WHAT YOU HAVE TO DO
Pick out the lines in the listing below that contain the word "Available" and copy them.

DATA IN THIS EXERCISE
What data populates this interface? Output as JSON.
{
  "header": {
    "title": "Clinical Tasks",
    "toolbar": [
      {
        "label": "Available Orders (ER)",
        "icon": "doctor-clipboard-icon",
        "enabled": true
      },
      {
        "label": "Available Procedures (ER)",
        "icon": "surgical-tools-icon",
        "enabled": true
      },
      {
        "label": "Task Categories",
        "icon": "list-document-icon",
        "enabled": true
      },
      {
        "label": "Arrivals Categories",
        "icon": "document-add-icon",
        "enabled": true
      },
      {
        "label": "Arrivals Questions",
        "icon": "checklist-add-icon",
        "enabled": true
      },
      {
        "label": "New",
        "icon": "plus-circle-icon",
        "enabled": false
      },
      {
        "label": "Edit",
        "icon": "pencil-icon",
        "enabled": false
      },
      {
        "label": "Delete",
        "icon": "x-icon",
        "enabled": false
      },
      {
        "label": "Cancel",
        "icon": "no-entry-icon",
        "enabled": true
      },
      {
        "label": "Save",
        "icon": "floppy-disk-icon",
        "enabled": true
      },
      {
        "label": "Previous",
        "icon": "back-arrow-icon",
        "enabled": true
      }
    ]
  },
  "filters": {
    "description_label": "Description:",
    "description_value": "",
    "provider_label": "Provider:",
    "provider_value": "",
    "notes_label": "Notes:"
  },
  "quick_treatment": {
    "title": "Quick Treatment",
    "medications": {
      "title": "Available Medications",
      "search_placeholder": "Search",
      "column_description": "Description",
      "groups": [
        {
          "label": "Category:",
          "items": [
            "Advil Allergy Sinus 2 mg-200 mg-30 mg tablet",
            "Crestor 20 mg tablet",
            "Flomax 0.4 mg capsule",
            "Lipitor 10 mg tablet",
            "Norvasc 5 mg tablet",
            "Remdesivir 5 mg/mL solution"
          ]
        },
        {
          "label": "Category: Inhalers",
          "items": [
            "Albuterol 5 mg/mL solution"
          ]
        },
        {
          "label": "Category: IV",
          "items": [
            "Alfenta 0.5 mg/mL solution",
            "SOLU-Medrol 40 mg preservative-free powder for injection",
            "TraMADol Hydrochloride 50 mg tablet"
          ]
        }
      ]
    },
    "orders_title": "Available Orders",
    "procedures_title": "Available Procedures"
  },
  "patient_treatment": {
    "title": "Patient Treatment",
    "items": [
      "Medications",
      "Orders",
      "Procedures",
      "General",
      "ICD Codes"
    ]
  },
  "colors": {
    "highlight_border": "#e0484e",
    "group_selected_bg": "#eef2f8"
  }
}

SOLUTION TO THE PROBLEM
        "label": "Available Orders (ER)",
        "label": "Available Procedures (ER)",
      "title": "Available Medications",
    "orders_title": "Available Orders",
    "procedures_title": "Available Procedures"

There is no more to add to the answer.